Another night took us to The Shed Cafe, a restaurant located in a cookware shop and bakery. Most of the food is locally sourced within 10 miles of Healdsburg. We suggest checking out the four- course tasting menu for $58 with a $25 wine pairing option.  Address: 25 North Street, Healdsburg. 707-431-7433  www.healdsburgshed.com

 

Winter Citrus Salad with Avocado, Miners Lettuce, Sea Buckthorn and HomeFarm Olio Nuovo at The Shed in Healdsburg

 

Our final night was spent at Valette whose chef-owner, Dustin Valette visited with us on The Connected Table LIVE March 8th. Dustin began his restaurant career at the age of thirteen washing dishes at Catelli’s in his hometown of Geyserville. A Culinary Institute of America grad, he worked at several top restaurants to fine tune his skills, most recently spending six years as Executive Chef of Dry Creek Kitchen, a Charlie Palmer restaurant in downtown Healdsburg.  With his brother and fellow restaurant worker, Aaron Garzini, Dustin hatched a plan to open Valette in a building which housed his great grandfather’s bakery.  The two brothers opened Valette in 2015 spotlighting their deep passion and dedication to Sonoma Country and its food and wine purveyors and producers.

 

Chef Dustin Valette opened his restaurant in the same location where his great grandfather ran a bakery.

 

Valette is located at 344 Center Street, Healdsburg, CA  Phone: 707-473-0946 www.valettehealdsburg.com
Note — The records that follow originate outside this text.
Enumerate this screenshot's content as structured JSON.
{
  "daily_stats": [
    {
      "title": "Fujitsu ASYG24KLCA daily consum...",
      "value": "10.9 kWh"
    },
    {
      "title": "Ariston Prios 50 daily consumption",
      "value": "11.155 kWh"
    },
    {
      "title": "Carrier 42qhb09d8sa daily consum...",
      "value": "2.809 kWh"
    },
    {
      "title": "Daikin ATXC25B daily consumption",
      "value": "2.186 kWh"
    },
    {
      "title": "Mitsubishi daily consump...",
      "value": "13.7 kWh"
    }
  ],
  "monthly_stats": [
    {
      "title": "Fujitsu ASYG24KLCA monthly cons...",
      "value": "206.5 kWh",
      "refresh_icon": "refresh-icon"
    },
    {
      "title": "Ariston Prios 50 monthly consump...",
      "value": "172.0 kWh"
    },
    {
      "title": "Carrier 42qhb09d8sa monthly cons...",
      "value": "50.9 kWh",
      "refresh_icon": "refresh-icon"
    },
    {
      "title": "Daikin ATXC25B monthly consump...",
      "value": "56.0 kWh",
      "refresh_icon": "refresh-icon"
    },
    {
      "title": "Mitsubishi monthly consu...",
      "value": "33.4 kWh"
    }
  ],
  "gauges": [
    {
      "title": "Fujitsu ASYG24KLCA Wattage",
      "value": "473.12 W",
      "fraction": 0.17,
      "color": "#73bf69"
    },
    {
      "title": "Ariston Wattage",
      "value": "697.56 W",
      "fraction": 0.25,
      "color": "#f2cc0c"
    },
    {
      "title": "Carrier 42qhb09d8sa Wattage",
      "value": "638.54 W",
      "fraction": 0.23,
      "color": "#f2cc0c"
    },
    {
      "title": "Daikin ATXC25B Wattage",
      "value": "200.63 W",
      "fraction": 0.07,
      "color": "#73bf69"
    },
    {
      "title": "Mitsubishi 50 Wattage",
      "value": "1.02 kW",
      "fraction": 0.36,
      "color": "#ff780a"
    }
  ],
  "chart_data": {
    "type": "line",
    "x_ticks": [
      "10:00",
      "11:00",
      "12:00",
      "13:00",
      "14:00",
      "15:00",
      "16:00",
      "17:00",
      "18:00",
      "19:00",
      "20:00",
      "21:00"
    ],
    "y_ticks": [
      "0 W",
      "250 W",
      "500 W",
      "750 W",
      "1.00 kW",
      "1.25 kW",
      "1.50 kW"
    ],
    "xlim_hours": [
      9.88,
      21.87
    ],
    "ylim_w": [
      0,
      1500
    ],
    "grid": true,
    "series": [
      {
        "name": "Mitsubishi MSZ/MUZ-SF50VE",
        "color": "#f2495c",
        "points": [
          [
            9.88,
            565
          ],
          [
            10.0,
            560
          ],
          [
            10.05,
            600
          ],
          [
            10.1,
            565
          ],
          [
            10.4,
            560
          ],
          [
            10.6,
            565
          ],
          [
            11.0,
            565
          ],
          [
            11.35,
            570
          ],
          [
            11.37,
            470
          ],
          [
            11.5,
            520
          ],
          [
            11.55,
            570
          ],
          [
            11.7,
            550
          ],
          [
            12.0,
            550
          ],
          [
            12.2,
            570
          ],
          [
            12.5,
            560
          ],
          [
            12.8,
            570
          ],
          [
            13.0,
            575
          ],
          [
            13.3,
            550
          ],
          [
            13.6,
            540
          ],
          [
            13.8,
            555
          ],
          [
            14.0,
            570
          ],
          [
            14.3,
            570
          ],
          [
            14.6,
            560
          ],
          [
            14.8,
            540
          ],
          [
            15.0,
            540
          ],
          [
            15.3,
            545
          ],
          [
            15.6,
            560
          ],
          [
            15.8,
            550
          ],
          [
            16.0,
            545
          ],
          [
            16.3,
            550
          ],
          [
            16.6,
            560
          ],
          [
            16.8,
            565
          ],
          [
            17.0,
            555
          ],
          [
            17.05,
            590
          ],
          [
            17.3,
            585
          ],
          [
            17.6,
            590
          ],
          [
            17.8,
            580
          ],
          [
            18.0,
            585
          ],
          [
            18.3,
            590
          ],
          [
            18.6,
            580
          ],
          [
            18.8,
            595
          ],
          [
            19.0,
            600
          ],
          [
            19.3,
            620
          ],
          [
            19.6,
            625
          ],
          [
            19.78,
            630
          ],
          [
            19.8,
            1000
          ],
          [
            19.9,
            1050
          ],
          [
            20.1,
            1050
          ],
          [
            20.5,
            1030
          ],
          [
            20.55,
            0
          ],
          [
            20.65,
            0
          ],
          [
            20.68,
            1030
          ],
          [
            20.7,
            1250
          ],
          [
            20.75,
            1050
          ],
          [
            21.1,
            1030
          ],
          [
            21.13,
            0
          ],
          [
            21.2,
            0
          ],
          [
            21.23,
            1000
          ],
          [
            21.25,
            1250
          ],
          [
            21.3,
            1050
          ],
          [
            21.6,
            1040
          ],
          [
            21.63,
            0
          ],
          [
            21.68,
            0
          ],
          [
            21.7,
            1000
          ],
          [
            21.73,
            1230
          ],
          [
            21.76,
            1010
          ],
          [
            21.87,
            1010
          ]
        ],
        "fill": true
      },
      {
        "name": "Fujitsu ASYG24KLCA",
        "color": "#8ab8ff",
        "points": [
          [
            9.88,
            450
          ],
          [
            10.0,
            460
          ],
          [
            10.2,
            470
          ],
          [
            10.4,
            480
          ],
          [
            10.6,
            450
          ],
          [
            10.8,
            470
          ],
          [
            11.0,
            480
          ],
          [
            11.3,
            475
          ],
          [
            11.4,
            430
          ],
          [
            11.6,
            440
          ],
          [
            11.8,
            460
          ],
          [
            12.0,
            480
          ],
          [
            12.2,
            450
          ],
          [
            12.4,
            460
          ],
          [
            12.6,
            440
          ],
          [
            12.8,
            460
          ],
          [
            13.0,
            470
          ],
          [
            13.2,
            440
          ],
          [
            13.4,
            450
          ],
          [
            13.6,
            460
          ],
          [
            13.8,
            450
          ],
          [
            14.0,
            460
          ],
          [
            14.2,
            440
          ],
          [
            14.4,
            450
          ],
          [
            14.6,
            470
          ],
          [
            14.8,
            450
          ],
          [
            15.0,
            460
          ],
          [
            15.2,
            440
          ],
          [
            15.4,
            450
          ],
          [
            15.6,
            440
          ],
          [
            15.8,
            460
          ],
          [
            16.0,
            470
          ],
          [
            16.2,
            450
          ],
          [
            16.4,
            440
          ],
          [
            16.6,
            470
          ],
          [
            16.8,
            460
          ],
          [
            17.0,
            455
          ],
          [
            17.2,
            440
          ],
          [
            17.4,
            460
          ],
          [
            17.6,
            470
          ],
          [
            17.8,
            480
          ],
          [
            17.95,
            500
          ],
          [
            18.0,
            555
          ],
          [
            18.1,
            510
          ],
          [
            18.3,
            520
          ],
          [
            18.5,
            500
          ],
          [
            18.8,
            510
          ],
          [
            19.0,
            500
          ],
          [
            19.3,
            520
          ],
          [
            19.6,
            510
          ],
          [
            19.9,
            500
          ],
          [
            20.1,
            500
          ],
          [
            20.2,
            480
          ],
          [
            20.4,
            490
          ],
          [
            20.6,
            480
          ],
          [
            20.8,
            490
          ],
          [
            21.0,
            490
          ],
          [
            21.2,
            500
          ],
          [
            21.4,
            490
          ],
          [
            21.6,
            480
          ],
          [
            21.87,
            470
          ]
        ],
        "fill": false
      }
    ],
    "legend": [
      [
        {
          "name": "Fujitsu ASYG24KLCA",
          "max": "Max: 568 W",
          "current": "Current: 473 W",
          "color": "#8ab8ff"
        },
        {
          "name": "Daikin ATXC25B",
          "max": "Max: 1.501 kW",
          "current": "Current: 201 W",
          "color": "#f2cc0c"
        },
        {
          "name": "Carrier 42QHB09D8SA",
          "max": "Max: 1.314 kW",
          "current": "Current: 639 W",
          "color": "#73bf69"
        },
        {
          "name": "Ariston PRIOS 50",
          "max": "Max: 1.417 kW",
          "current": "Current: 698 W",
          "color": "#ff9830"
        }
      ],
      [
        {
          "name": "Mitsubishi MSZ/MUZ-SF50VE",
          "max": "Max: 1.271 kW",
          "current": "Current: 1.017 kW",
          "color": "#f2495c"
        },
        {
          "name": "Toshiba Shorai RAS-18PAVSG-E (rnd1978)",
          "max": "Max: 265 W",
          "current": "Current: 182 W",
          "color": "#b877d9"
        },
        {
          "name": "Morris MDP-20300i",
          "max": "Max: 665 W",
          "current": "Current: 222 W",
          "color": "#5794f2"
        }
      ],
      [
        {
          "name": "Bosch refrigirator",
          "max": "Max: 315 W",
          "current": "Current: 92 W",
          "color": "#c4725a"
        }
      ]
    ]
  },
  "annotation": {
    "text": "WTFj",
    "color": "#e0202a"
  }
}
The restaurant is hopping!  We dined there the night of the “Oscars.” David noshed on Dustin’s house made charcuterie and Coriander Crusted Liberty Duck Breast with tart pickled cherries and dick + foie grad torchon.  Little Miss Healthy Me enjoyed a vegetarian “beet Wellington” described on the menu as Tangerine Infused Beets en Papillote with preserved lemon, farro risotto, baby carrots and Laura Chenel goat cheese and Hawaiian Ahi Poke.

 

Tangerine Infused Beets en Papillote

 

 

Hawaiian Ahi Poke Styl

 

Give This Gal a Forklift!

Katie Madigan, is winemaker at St. Francis Winery.  Like many women winemakers I’ve interviewed, Katie started out planning on another career path not realizing the great opportunities for women in wine. She was a chemistry major intent on going into the pharma business. She took an internship as a lab technician at St. Francis in 2003 to pass the time and never left.

Katie Madigan has worked at St. Francis Winery for 14 years

Now 14 years later Katie is in charge of making St. Francis’s award winning wines. She says she’s most proud of making great wines widely available for everyone to enjoy.  I asked Katie for career tips for aspiring women winemakers. She says: 1. get your experience working in the cellar, 2. learn to run a pump and forklift  3. be ready to get your hands dirty 4. be confident on your palate and 5. be very patient.  Careers in wine, like the wine itself, can take time to mature.

While we did not make it to St. Francis Winery in Santa Rosa, we are very familiar with the wines. David has written about St. Francis Winery for Tasting Panel Magazine, and many years ago my former PR firm, M Young Communications, produced St, Francis’s Big Red chef events in New York and Los Angeles. You can arrange a visit, and we hope to next trip. www.stfranciswine.com

 

Here is our show with Chef Dustin Valette and Winemaker Katie Madigan on iHeart.com and the free iHeart App.